The 2020 National Strategy for Combating Terrorist and Other Illicit Financing (‘National Strategy’) was prepared by the Treasury Department in consultation with a variety of other federal agencies to inform how the public and private sectors should prioritize and respond to the challenges posed by illicit finance:

Both the public and private sector should use these finding to prioritize the tools, authorities, and resources. For the public sector stakeholders, this includes law enforcement action, targeted financial measures, the supervision of financial institutions, and the imposition of regulatory obligations. For private sector entities, these findings should also guide deployment of resources to detect and report illicit finance activity and other preventative and risk mitigation measures.

The National Strategy lists the most significant illicit finance threats facing the United States:

Key Threats Unchanged since 2015

The 2018 version of the National Strategy included a very similar list of the most significant threats. Additionally, the 2015 and the 2018 National Money Laundering Risk Assessments (NMLRA) also included lists with largely the same key threats. The table below compiles the Key Threats highlighted in the four reports. Notably all four reports include the following illicit finance Key Threats: Healthcare Fraud, Drug Trafficking, and Transnational Criminal Organizations.

The table shows that for at least five years, Healthcare fraud was identified by the US government as a Key Threat. These reports all identified Healthcare fraud as the largest source of illicit funds laundered in the United States with estimates ranging from $100 billion to $230 billion in illicit proceeds each year. Healthcare fraud generates 1 out of every 3 illicit dollars laundered.[1]

Drug trafficking produces the second largest amount of illicit laundered funds in the US. Arguably, the dollar value of illicit proceeds is not the sole way to gauge threats.
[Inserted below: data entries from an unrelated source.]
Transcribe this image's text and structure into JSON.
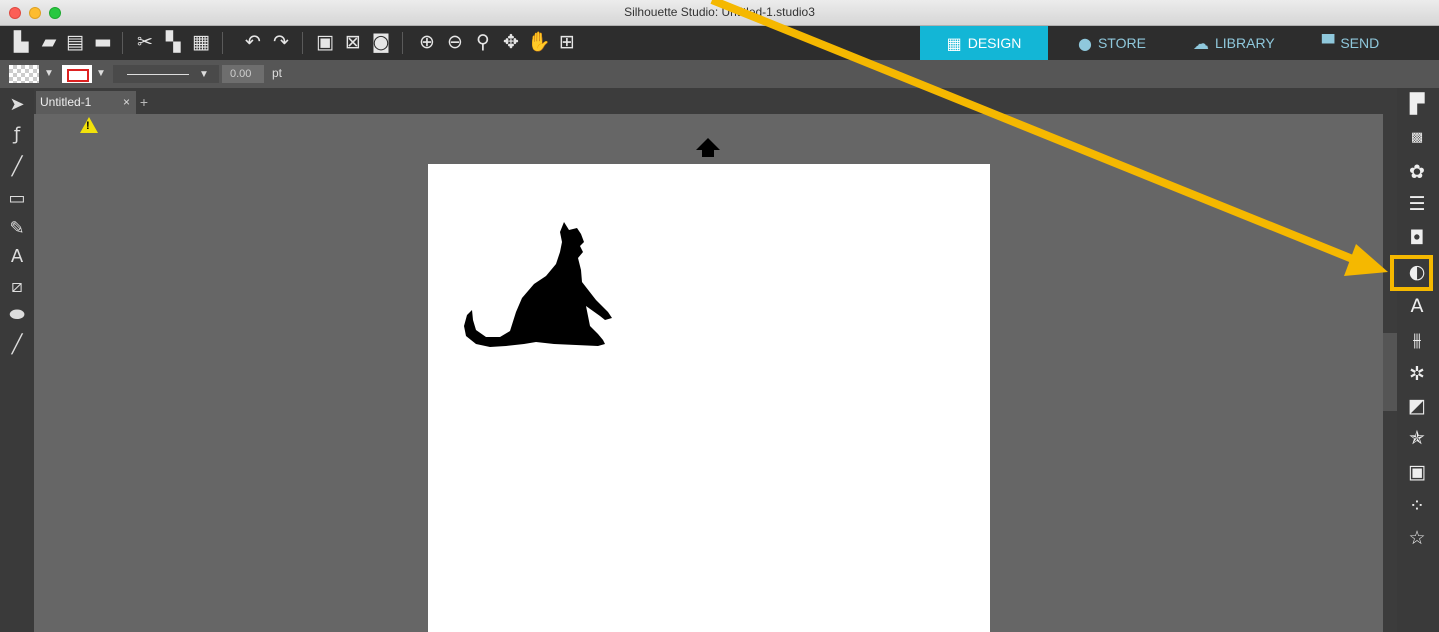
{
  "window": {
    "title": "Silhouette Studio: Untitled-1.studio3"
  },
  "toolbar": {
    "icons": [
      "new-document-icon",
      "open-folder-icon",
      "save-icon",
      "print-icon",
      "cut-icon",
      "copy-icon",
      "paste-icon",
      "undo-icon",
      "redo-icon",
      "group-icon",
      "ungroup-icon",
      "compound-path-icon",
      "zoom-in-icon",
      "zoom-out-icon",
      "zoom-selection-icon",
      "pan-drag-icon",
      "hand-icon",
      "fit-to-page-icon"
    ]
  },
  "nav": {
    "design": "DESIGN",
    "store": "STORE",
    "library": "LIBRARY",
    "send": "SEND",
    "active": "design"
  },
  "properties": {
    "line_width": "0.00",
    "unit": "pt",
    "stroke_color": "#dd2222"
  },
  "tabs": [
    {
      "label": "Untitled-1",
      "close": "×"
    }
  ],
  "tab_add": "+",
  "warning_mark": "!",
  "right_panel": {
    "highlighted": "trace-icon",
    "highlight_color": "#f5b800"
  },
  "annotation": {
    "arrow_color": "#f5b800"
  },
  "colors": {
    "accent": "#13b6d6"
  }
}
Other factors such as vulnerabilities, likelihood, impact and residual risk should also be weighted. For example, Terror Finance doesn’t involve the same dollar amount as Drug Trafficking but the government has named it a Key Threat because of its potential impact.

Disconnect between Illicit Finance Key Threats and SARs

If you are an AML professional, imagine for a moment that you are not. You are a member of the public who read the four US government reports that identify the Key Threats in illicit finance. You also learned that financial institutions are required to submit Suspicious Activity Reports (SARs) to the Treasury agency, FinCEN and that the SAR form has 96 different categories of suspicious activity.

Wouldn’t you find it strange that several of the illicit finance Key Threats are not categories on the SAR form? For example, there is no “Drug Trafficking” category or “WMD Proliferation” category. Wouldn’t you find it odd that the largest source of illicit proceeds (Healthcare fraud) is rarely reported?

The table below lists the illicit finance Key Threats from the 2020 National Strategy along with whether there is a corresponding SAR category and if so, how many SARs were filed in 2019. Some Key Threats such as “Bank Fraud” include multiple SAR categories (wire fraud, ACH fraud, credit card fraud, etc.) that were totaled in a combined SAR count number.

Healthcare fraud accounted for 0.02% of SARs filed in 2019 yet this fraud generates over 30% of all dirty proceeds in the United States. Transnational organized crime and Drug Trafficking don’t even warrant SAR categories so there’s no way to compare SAR filing against the illicit dollars generated and laundered by these crimes.

While the National Strategy states that the report’s findings should be used by the public and private sector to “prioritize the tools, authorities, and resources,” clearly, Treasury has not aligned the National Strategy Key Threats with SAR categories and financial institutions have not aligned SAR filings with illicit finance Key Threats even when there is a SAR category.

Time to Rethink SARs

Perhaps now is the time to re-evaluate the form, content and purpose of SAR filings as part of the BSA Value Project. Treasury should address the complete disjoint between what financial institutions are asked to report on SARs, what they do report, and what the government has repeatedly said are our national priorities to prevent illicit finance.

[1] Tax Evasion is the largest source of laundered funds. The funds laundered to evade taxes may have been legally earned. Health care fraud is the largest source of illicit funds, meaning that the funds were generated from illegal activity.